Path of Exile is the free-to-play action RPG that just won’t stop giving. The release of Ascendancy today at 12pm PT (Path of Exile servers will go down at 9am PT) marks its fourth major expansion, and the patch notes would be capable of filling the sort of dusty, arcane tome you’d expect to find in the Lord’s Labyrinth it introduces.
The highlights are the Trials of Ascendancy, the Labyrinth itself, nineteen Ascendancy classes, new Enchantments and the Perandus Challenge Leagues. The Trials of Ascendancy are a sort of deadly training mission set by Emperor Izaro to find a worthy successor: there are six in all, with versions for each difficulty level, which introduce you to the different types of trap you can expect to encounter in the Lord’s Labyrinth. Beat all six on one difficulty level, and the Labyrinth opens up in the Sarn Encampment.
The Labyrinth combines all the devious traps you faced in the trials and assumes a new layout each day. You have to beat it in a single life—dying sends you screaming back to the beginning again. The same goes for portalling out mid-run. In the depths, you’ll battle Izaro three times and, because he’s the awkward sort, the mechanics of the fight not only change daily but between bouts as he learns from your playstyle. By beating him (along with other challenges in the Labyrinth) you earn treasure keys which are used to unlock chests at the end of the dungeon.
Those chests contain more than the standard loot. After beating the Labyrinth for the first time, you can pick one of the three Ascendancy classes that correspond to your core class. From then on, completing the Labyrinth for the first time on the other difficulty levels grants skill points to spend in that tree. Enchantments, on the other hand, are awarded after every successful run.
Finally, if you fancy a fresh start, the Perandus Challenge Leagues boast a set of 40 new challenges in addition to caches of hidden Perandus family treasure (with obligatory guardians) which can be exchanged for equipment and artefacts.

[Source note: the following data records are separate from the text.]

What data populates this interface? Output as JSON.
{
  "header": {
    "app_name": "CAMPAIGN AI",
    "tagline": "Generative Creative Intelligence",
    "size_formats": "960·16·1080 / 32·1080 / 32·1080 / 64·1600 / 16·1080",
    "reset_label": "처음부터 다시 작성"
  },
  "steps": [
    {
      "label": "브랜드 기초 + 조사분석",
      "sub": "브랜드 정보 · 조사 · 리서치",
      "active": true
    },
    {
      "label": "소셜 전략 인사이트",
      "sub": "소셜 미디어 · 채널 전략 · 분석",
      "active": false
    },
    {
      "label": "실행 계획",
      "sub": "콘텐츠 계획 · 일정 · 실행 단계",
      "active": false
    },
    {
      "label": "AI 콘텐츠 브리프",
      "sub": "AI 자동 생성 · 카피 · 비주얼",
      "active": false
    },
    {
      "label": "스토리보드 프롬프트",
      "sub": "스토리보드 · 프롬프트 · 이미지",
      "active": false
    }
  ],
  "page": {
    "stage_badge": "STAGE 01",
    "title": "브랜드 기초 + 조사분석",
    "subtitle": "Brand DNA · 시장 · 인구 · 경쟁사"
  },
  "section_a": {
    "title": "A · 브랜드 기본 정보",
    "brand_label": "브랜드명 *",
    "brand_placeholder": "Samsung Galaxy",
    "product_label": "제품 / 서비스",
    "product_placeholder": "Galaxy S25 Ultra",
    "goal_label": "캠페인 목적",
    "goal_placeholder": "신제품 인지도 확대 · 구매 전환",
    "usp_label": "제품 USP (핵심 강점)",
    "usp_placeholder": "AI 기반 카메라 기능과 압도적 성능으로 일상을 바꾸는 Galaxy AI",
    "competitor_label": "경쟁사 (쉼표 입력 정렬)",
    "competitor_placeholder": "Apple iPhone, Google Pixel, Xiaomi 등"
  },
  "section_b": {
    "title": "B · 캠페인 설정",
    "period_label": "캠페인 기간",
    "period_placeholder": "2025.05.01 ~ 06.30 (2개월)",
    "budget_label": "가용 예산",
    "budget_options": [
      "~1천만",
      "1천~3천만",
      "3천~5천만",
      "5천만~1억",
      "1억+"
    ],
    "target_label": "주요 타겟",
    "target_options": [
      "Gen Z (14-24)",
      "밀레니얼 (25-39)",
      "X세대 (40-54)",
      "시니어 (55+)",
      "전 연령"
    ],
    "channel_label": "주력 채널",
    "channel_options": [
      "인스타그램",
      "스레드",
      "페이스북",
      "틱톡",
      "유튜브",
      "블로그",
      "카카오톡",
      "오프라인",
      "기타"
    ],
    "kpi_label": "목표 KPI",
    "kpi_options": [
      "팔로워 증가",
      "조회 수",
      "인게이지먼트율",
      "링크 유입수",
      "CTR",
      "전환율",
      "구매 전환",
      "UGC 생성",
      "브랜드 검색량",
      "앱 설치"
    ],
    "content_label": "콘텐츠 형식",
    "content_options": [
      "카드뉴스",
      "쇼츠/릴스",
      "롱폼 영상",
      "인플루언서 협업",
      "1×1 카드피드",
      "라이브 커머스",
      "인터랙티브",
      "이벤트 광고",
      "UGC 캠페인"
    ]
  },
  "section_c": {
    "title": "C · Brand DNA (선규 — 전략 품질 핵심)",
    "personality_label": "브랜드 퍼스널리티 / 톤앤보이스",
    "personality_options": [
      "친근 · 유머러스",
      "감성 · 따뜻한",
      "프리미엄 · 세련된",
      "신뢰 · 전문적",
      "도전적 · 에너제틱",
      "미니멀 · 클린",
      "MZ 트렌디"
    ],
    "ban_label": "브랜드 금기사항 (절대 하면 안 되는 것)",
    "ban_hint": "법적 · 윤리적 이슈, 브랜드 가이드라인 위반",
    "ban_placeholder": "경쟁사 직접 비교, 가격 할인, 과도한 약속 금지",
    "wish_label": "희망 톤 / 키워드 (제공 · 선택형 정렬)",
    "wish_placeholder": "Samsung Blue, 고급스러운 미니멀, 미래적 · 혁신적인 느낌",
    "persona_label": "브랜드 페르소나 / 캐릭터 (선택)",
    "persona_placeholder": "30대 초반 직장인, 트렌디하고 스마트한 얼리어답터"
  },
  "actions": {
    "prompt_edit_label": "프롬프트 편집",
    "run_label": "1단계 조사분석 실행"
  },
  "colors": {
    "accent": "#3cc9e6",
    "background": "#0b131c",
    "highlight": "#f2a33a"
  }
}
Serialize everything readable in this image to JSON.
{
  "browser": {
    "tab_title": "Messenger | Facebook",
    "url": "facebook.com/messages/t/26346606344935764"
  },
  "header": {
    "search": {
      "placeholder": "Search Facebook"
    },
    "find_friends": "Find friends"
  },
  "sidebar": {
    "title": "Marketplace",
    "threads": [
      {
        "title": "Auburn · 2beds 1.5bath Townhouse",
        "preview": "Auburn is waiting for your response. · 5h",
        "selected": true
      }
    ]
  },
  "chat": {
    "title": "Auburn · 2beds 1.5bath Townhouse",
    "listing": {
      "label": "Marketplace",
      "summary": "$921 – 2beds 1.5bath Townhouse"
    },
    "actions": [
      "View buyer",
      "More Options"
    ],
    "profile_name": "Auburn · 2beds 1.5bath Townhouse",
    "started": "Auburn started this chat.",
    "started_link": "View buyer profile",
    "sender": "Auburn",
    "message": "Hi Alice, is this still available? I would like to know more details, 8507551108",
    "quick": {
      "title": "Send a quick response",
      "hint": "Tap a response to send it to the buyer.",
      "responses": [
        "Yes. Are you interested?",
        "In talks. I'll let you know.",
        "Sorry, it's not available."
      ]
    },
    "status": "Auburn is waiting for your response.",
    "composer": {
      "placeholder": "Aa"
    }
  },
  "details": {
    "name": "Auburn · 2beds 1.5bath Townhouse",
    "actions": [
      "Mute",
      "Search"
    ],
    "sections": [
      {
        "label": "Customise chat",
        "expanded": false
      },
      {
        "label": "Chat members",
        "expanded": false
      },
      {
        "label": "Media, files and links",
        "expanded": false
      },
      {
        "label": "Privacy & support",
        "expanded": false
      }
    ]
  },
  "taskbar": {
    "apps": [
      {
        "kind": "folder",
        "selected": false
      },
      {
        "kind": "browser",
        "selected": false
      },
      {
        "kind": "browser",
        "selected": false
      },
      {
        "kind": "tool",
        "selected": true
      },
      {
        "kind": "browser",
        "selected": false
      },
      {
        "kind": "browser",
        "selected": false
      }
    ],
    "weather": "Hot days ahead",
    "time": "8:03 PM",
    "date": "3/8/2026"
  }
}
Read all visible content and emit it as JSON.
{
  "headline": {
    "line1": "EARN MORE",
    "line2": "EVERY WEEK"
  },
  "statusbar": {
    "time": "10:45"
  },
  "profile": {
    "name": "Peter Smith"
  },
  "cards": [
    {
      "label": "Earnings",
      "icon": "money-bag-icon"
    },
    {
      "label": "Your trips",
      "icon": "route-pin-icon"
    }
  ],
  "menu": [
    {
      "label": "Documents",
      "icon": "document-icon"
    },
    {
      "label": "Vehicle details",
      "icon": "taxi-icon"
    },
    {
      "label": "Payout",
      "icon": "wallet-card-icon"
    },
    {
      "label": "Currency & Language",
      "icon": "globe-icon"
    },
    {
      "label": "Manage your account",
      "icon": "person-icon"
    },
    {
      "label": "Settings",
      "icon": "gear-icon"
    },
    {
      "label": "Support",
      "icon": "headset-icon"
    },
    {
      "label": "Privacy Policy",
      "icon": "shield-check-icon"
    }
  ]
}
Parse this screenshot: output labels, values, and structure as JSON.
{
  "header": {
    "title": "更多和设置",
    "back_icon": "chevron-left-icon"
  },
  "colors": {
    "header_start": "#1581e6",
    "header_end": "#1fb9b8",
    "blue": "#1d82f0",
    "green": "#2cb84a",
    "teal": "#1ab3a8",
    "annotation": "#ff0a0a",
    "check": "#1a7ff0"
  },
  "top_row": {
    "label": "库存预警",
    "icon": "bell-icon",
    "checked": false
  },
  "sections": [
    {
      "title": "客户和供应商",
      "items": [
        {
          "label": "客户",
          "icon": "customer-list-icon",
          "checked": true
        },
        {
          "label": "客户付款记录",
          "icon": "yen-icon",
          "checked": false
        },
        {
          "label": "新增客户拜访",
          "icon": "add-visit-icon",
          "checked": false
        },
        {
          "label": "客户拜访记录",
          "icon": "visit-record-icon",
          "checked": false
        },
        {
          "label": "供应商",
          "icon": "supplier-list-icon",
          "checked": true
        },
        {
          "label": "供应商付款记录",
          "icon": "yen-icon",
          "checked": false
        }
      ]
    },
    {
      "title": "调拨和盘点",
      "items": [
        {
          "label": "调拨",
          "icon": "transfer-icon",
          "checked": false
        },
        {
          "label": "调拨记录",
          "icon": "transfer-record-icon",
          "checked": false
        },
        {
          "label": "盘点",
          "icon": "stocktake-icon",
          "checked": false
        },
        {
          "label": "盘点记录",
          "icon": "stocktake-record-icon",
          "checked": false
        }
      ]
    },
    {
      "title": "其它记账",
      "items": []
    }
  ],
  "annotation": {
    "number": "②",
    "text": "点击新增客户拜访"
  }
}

This is a brutal summary of monolithic patch notes, so if you’re invested in a particular build or bugfix, you’d better scour the source material to be safe.